> _PROBLEM REQUIREMENTS_
With nothing left out, repeat every entry exactly.

━━━━━ RECORDS SUPPLIED

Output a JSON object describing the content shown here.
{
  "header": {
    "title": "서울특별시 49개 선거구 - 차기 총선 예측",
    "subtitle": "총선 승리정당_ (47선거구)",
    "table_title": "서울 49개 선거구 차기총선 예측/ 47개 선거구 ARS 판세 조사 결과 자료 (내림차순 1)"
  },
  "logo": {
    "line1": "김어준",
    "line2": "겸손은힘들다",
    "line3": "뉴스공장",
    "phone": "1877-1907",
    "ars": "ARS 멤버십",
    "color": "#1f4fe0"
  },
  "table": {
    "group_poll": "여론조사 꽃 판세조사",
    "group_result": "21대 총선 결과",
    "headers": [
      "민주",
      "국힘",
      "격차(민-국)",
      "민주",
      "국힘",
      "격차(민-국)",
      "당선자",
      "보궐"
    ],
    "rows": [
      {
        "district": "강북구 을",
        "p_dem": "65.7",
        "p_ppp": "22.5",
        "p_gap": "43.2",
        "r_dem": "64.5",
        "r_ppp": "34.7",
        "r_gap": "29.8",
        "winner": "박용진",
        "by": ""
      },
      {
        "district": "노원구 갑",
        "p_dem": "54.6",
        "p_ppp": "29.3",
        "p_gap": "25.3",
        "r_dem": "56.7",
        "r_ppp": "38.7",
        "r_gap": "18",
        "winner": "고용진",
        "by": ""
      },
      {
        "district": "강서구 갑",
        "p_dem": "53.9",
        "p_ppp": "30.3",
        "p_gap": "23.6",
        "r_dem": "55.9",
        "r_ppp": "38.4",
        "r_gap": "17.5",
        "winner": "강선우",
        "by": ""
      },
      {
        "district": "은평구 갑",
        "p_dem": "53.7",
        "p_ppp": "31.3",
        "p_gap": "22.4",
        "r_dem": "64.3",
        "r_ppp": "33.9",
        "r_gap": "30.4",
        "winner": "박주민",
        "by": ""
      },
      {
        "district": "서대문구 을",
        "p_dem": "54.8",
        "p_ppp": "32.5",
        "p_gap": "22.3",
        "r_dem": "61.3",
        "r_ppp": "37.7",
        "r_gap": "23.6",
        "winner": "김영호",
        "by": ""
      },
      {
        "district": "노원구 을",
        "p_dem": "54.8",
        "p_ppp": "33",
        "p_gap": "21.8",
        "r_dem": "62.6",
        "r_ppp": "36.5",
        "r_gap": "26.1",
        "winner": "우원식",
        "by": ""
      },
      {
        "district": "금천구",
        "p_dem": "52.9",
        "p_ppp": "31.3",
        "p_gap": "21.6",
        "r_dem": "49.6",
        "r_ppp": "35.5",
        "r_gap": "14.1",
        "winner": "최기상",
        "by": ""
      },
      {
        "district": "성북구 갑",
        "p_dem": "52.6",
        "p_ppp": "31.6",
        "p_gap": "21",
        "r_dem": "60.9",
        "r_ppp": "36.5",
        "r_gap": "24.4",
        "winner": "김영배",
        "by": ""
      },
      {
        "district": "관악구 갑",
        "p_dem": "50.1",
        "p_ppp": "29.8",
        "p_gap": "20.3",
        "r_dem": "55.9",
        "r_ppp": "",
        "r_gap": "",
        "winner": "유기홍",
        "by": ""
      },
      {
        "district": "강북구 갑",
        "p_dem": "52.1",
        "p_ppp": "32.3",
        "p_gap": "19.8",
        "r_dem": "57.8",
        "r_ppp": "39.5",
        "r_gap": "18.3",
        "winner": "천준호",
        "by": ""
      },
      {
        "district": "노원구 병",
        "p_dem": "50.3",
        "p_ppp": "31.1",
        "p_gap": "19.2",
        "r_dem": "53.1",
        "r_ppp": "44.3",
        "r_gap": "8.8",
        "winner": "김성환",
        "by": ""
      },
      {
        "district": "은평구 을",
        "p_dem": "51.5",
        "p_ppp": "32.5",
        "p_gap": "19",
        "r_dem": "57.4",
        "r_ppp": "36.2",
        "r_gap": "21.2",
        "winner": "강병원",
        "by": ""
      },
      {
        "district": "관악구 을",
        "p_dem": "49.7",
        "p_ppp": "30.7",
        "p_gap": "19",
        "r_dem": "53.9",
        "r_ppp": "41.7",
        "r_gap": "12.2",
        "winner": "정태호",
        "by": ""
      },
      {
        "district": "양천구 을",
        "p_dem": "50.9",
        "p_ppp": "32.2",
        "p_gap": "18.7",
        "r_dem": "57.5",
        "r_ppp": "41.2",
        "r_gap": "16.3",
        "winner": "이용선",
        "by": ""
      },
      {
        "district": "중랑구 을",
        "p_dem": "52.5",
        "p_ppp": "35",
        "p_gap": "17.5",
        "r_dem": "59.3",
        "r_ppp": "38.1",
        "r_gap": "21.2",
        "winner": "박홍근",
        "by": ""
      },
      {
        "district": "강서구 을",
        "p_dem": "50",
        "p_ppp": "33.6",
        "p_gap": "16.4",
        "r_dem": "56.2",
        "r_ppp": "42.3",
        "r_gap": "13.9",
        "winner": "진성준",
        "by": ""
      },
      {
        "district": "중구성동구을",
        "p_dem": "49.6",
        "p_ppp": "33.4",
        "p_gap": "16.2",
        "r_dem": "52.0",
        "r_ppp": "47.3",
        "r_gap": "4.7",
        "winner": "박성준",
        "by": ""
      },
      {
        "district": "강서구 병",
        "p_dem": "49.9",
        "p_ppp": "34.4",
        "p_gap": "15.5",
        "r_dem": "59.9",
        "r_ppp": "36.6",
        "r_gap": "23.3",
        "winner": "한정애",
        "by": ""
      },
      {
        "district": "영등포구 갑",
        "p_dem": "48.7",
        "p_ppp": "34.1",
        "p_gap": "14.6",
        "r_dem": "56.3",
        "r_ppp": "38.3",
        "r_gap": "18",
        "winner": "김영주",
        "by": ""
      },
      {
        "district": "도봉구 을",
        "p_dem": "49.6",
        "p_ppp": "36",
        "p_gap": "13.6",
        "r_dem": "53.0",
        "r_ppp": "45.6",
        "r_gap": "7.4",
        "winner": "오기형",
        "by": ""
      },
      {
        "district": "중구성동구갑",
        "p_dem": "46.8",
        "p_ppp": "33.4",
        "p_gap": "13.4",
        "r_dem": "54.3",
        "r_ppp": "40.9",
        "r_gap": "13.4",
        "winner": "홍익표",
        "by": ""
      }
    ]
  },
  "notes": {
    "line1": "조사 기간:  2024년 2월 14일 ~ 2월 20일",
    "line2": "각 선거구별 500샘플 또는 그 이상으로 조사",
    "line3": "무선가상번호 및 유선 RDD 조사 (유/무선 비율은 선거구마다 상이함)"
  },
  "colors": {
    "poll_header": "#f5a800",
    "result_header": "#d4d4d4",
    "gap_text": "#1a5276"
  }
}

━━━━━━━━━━

> _EXPECTED OUTPUT_
Output a JSON object describing the content shown here.
{
  "header": {
    "title": "서울특별시 49개 선거구 - 차기 총선 예측",
    "subtitle": "총선 승리정당_ (47선거구)",
    "table_title": "서울 49개 선거구 차기총선 예측/ 47개 선거구 ARS 판세 조사 결과 자료 (내림차순 1)"
  },
  "logo": {
    "line1": "김어준",
    "line2": "겸손은힘들다",
    "line3": "뉴스공장",
    "phone": "1877-1907",
    "ars": "ARS 멤버십",
    "color": "#1f4fe0"
  },
  "table": {
    "group_poll": "여론조사 꽃 판세조사",
    "group_result": "21대 총선 결과",
    "headers": [
      "민주",
      "국힘",
      "격차(민-국)",
      "민주",
      "국힘",
      "격차(민-국)",
      "당선자",
      "보궐"
    ],
    "rows": [
      {
        "district": "강북구 을",
        "p_dem": "65.7",
        "p_ppp": "22.5",
        "p_gap": "43.2",
        "r_dem": "64.5",
        "r_ppp": "34.7",
        "r_gap": "29.8",
        "winner": "박용진",
        "by": ""
      },
      {
        "district": "노원구 갑",
        "p_dem": "54.6",
        "p_ppp": "29.3",
        "p_gap": "25.3",
        "r_dem": "56.7",
        "r_ppp": "38.7",
        "r_gap": "18",
        "winner": "고용진",
        "by": ""
      },
      {
        "district": "강서구 갑",
        "p_dem": "53.9",
        "p_ppp": "30.3",
        "p_gap": "23.6",
        "r_dem": "55.9",
        "r_ppp": "38.4",
        "r_gap": "17.5",
        "winner": "강선우",
        "by": ""
      },
      {
        "district": "은평구 갑",
        "p_dem": "53.7",
        "p_ppp": "31.3",
        "p_gap": "22.4",
        "r_dem": "64.3",
        "r_ppp": "33.9",
        "r_gap": "30.4",
        "winner": "박주민",
        "by": ""
      },
      {
        "district": "서대문구 을",
        "p_dem": "54.8",
        "p_ppp": "32.5",
        "p_gap": "22.3",
        "r_dem": "61.3",
        "r_ppp": "37.7",
        "r_gap": "23.6",
        "winner": "김영호",
        "by": ""
      },
      {
        "district": "노원구 을",
        "p_dem": "54.8",
        "p_ppp": "33",
        "p_gap": "21.8",
        "r_dem": "62.6",
        "r_ppp": "36.5",
        "r_gap": "26.1",
        "winner": "우원식",
        "by": ""
      },
      {
        "district": "금천구",
        "p_dem": "52.9",
        "p_ppp": "31.3",
        "p_gap": "21.6",
        "r_dem": "49.6",
        "r_ppp": "35.5",
        "r_gap": "14.1",
        "winner": "최기상",
        "by": ""
      },
      {
        "district": "성북구 갑",
        "p_dem": "52.6",
        "p_ppp": "31.6",
        "p_gap": "21",
        "r_dem": "60.9",
        "r_ppp": "36.5",
        "r_gap": "24.4",
        "winner": "김영배",
        "by": ""
      },
      {
        "district": "관악구 갑",
        "p_dem": "50.1",
        "p_ppp": "29.8",
        "p_gap": "20.3",
        "r_dem": "55.9",
        "r_ppp": "",
        "r_gap": "",
        "winner": "유기홍",
        "by": ""
      },
      {
        "district": "강북구 갑",
        "p_dem": "52.1",
        "p_ppp": "32.3",
        "p_gap": "19.8",
        "r_dem": "57.8",
        "r_ppp": "39.5",
        "r_gap": "18.3",
        "winner": "천준호",
        "by": ""
      },
      {
        "district": "노원구 병",
        "p_dem": "50.3",
        "p_ppp": "31.1",
        "p_gap": "19.2",
        "r_dem": "53.1",
        "r_ppp": "44.3",
        "r_gap": "8.8",
        "winner": "김성환",
        "by": ""
      },
      {
        "district": "은평구 을",
        "p_dem": "51.5",
        "p_ppp": "32.5",
        "p_gap": "19",
        "r_dem": "57.4",
        "r_ppp": "36.2",
        "r_gap": "21.2",
        "winner": "강병원",
        "by": ""
      },
      {
        "district": "관악구 을",
        "p_dem": "49.7",
        "p_ppp": "30.7",
        "p_gap": "19",
        "r_dem": "53.9",
        "r_ppp": "41.7",
        "r_gap": "12.2",
        "winner": "정태호",
        "by": ""
      },
      {
        "district": "양천구 을",
        "p_dem": "50.9",
        "p_ppp": "32.2",
        "p_gap": "18.7",
        "r_dem": "57.5",
        "r_ppp": "41.2",
        "r_gap": "16.3",
        "winner": "이용선",
        "by": ""
      },
      {
        "district": "중랑구 을",
        "p_dem": "52.5",
        "p_ppp": "35",
        "p_gap": "17.5",
        "r_dem": "59.3",
        "r_ppp": "38.1",
        "r_gap": "21.2",
        "winner": "박홍근",
        "by": ""
      },
      {
        "district": "강서구 을",
        "p_dem": "50",
        "p_ppp": "33.6",
        "p_gap": "16.4",
        "r_dem": "56.2",
        "r_ppp": "42.3",
        "r_gap": "13.9",
        "winner": "진성준",
        "by": ""
      },
      {
        "district": "중구성동구을",
        "p_dem": "49.6",
        "p_ppp": "33.4",
        "p_gap": "16.2",
        "r_dem": "52.0",
        "r_ppp": "47.3",
        "r_gap": "4.7",
        "winner": "박성준",
        "by": ""
      },
      {
        "district": "강서구 병",
        "p_dem": "49.9",
        "p_ppp": "34.4",
        "p_gap": "15.5",
        "r_dem": "59.9",
        "r_ppp": "36.6",
        "r_gap": "23.3",
        "winner": "한정애",
        "by": ""
      },
      {
        "district": "영등포구 갑",
        "p_dem": "48.7",
        "p_ppp": "34.1",
        "p_gap": "14.6",
        "r_dem": "56.3",
        "r_ppp": "38.3",
        "r_gap": "18",
        "winner": "김영주",
        "by": ""
      },
      {
        "district": "도봉구 을",
        "p_dem": "49.6",
        "p_ppp": "36",
        "p_gap": "13.6",
        "r_dem": "53.0",
        "r_ppp": "45.6",
        "r_gap": "7.4",
        "winner": "오기형",
        "by": ""
      },
      {
        "district": "중구성동구갑",
        "p_dem": "46.8",
        "p_ppp": "33.4",
        "p_gap": "13.4",
        "r_dem": "54.3",
        "r_ppp": "40.9",
        "r_gap": "13.4",
        "winner": "홍익표",
        "by": ""
      }
    ]
  },
  "notes": {
    "line1": "조사 기간:  2024년 2월 14일 ~ 2월 20일",
    "line2": "각 선거구별 500샘플 또는 그 이상으로 조사",
    "line3": "무선가상번호 및 유선 RDD 조사 (유/무선 비율은 선거구마다 상이함)"
  },
  "colors": {
    "poll_header": "#f5a800",
    "result_header": "#d4d4d4",
    "gap_text": "#1a5276"
  }
}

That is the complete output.